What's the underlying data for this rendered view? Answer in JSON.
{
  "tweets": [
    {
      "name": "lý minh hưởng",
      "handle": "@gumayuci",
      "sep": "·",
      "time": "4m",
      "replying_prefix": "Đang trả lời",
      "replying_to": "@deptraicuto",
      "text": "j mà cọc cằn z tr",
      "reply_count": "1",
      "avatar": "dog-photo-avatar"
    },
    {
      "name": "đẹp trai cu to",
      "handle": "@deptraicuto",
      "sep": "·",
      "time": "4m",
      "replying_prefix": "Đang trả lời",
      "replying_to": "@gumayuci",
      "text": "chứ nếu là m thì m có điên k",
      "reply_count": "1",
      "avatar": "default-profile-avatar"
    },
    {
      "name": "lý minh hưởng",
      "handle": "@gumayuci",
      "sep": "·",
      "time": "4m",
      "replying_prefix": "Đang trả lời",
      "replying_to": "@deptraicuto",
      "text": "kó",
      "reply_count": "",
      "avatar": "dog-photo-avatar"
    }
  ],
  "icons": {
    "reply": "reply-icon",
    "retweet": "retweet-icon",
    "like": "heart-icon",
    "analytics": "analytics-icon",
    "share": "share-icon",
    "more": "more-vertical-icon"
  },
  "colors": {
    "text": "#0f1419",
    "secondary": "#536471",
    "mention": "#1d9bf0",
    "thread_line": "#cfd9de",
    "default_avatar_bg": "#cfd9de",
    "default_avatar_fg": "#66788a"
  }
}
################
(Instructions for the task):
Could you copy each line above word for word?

(Response area):
What's the underlying data for this rendered view? Answer in JSON.
{
  "tweets": [
    {
      "name": "lý minh hưởng",
      "handle": "@gumayuci",
      "sep": "·",
      "time": "4m",
      "replying_prefix": "Đang trả lời",
      "replying_to": "@deptraicuto",
      "text": "j mà cọc cằn z tr",
      "reply_count": "1",
      "avatar": "dog-photo-avatar"
    },
    {
      "name": "đẹp trai cu to",
      "handle": "@deptraicuto",
      "sep": "·",
      "time": "4m",
      "replying_prefix": "Đang trả lời",
      "replying_to": "@gumayuci",
      "text": "chứ nếu là m thì m có điên k",
      "reply_count": "1",
      "avatar": "default-profile-avatar"
    },
    {
      "name": "lý minh hưởng",
      "handle": "@gumayuci",
      "sep": "·",
      "time": "4m",
      "replying_prefix": "Đang trả lời",
      "replying_to": "@deptraicuto",
      "text": "kó",
      "reply_count": "",
      "avatar": "dog-photo-avatar"
    }
  ],
  "icons": {
    "reply": "reply-icon",
    "retweet": "retweet-icon",
    "like": "heart-icon",
    "analytics": "analytics-icon",
    "share": "share-icon",
    "more": "more-vertical-icon"
  },
  "colors": {
    "text": "#0f1419",
    "secondary": "#536471",
    "mention": "#1d9bf0",
    "thread_line": "#cfd9de",
    "default_avatar_bg": "#cfd9de",
    "default_avatar_fg": "#66788a"
  }
}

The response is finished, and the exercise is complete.